Retype the whole listing verbatim and keep the pictures out of it.

_Dataset excerpts_:
::::

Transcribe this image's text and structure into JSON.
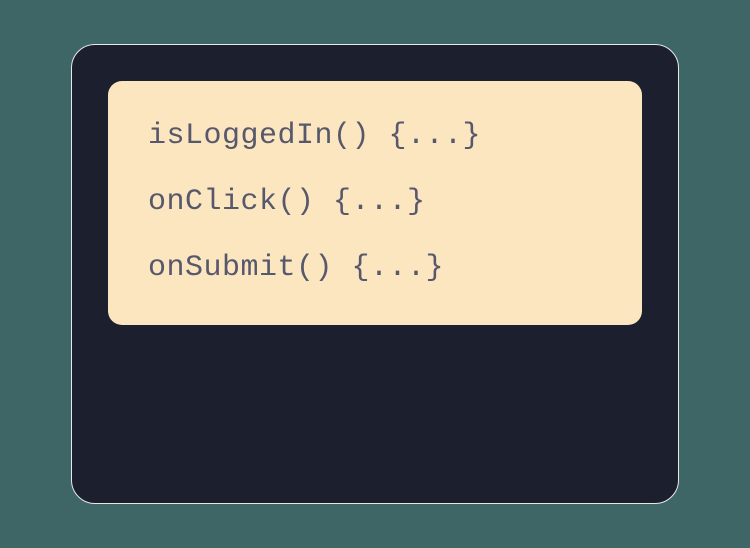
{
  "code": {
    "lines": [
      "isLoggedIn() {...}",
      "onClick() {...}",
      "onSubmit() {...}"
    ]
  }
}
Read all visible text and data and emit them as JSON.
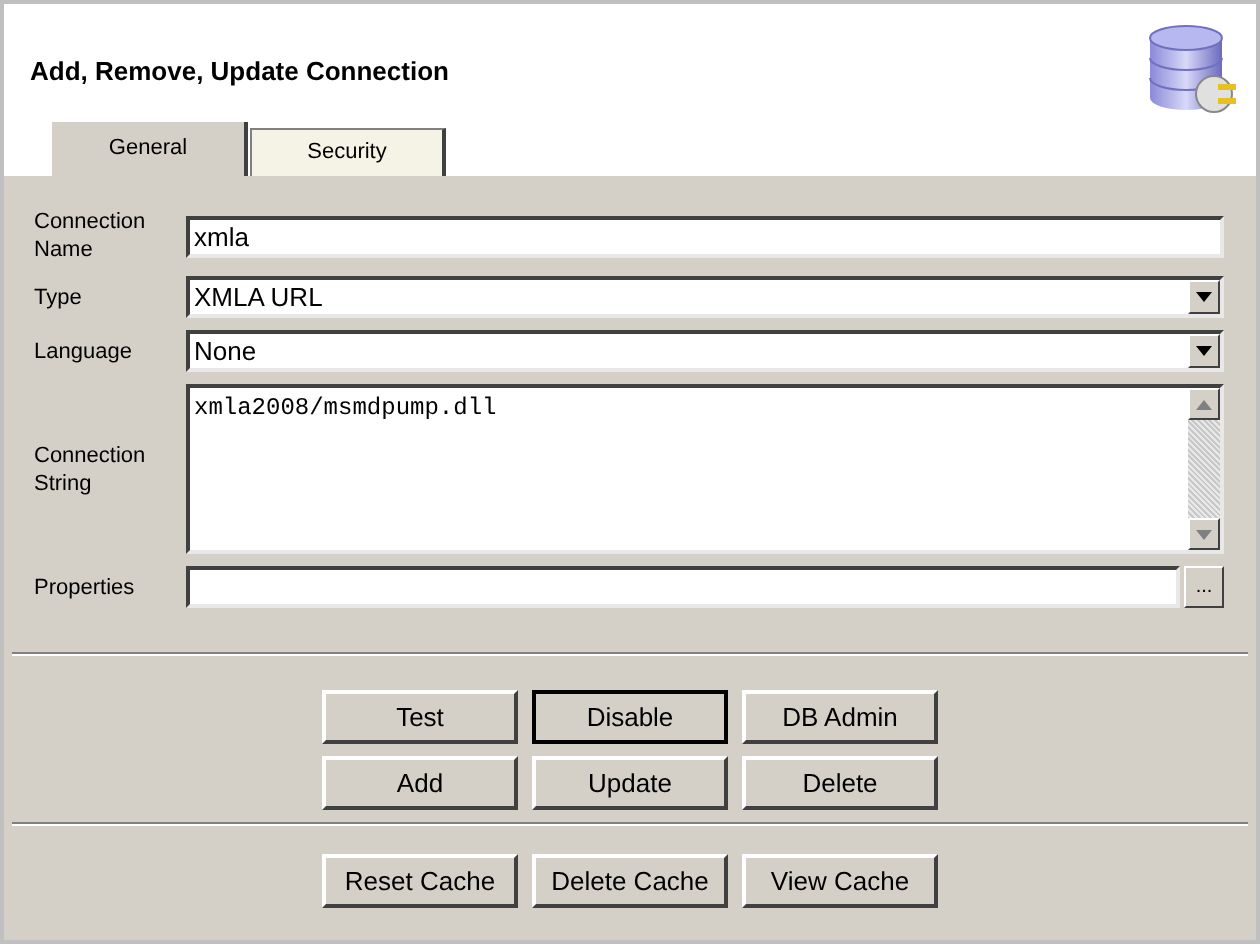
{
  "header": {
    "title": "Add, Remove, Update Connection"
  },
  "tabs": [
    {
      "label": "General",
      "selected": true
    },
    {
      "label": "Security",
      "selected": false
    }
  ],
  "form": [
    {
      "kind": "text",
      "label": "Connection Name",
      "value": "xmla"
    },
    {
      "kind": "select",
      "label": "Type",
      "value": "XMLA URL"
    },
    {
      "kind": "select",
      "label": "Language",
      "value": "None"
    },
    {
      "kind": "textarea",
      "label": "Connection String",
      "value": "xmla2008/msmdpump.dll"
    },
    {
      "kind": "browse",
      "label": "Properties",
      "button": "..."
    }
  ],
  "button_groups": [
    [
      {
        "label": "Test",
        "focused": false
      },
      {
        "label": "Disable",
        "focused": true
      },
      {
        "label": "DB Admin",
        "focused": false
      },
      {
        "label": "Add",
        "focused": false
      },
      {
        "label": "Update",
        "focused": false
      },
      {
        "label": "Delete",
        "focused": false
      }
    ],
    [
      {
        "label": "Reset Cache",
        "focused": false
      },
      {
        "label": "Delete Cache",
        "focused": false
      },
      {
        "label": "View Cache",
        "focused": false
      }
    ]
  ]
}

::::

_Exercise output_:
Transcribe this image's text and structure into JSON.
{
  "code": {
    "lines": [
      "isLoggedIn() {...}",
      "onClick() {...}",
      "onSubmit() {...}"
    ]
  }
}
Read all visible text and data and emit them as JSON.
{
  "header": {
    "title": "Add, Remove, Update Connection"
  },
  "tabs": [
    {
      "label": "General",
      "selected": true
    },
    {
      "label": "Security",
      "selected": false
    }
  ],
  "form": [
    {
      "kind": "text",
      "label": "Connection Name",
      "value": "xmla"
    },
    {
      "kind": "select",
      "label": "Type",
      "value": "XMLA URL"
    },
    {
      "kind": "select",
      "label": "Language",
      "value": "None"
    },
    {
      "kind": "textarea",
      "label": "Connection String",
      "value": "xmla2008/msmdpump.dll"
    },
    {
      "kind": "browse",
      "label": "Properties",
      "button": "..."
    }
  ],
  "button_groups": [
    [
      {
        "label": "Test",
        "focused": false
      },
      {
        "label": "Disable",
        "focused": true
      },
      {
        "label": "DB Admin",
        "focused": false
      },
      {
        "label": "Add",
        "focused": false
      },
      {
        "label": "Update",
        "focused": false
      },
      {
        "label": "Delete",
        "focused": false
      }
    ],
    [
      {
        "label": "Reset Cache",
        "focused": false
      },
      {
        "label": "Delete Cache",
        "focused": false
      },
      {
        "label": "View Cache",
        "focused": false
      }
    ]
  ]
}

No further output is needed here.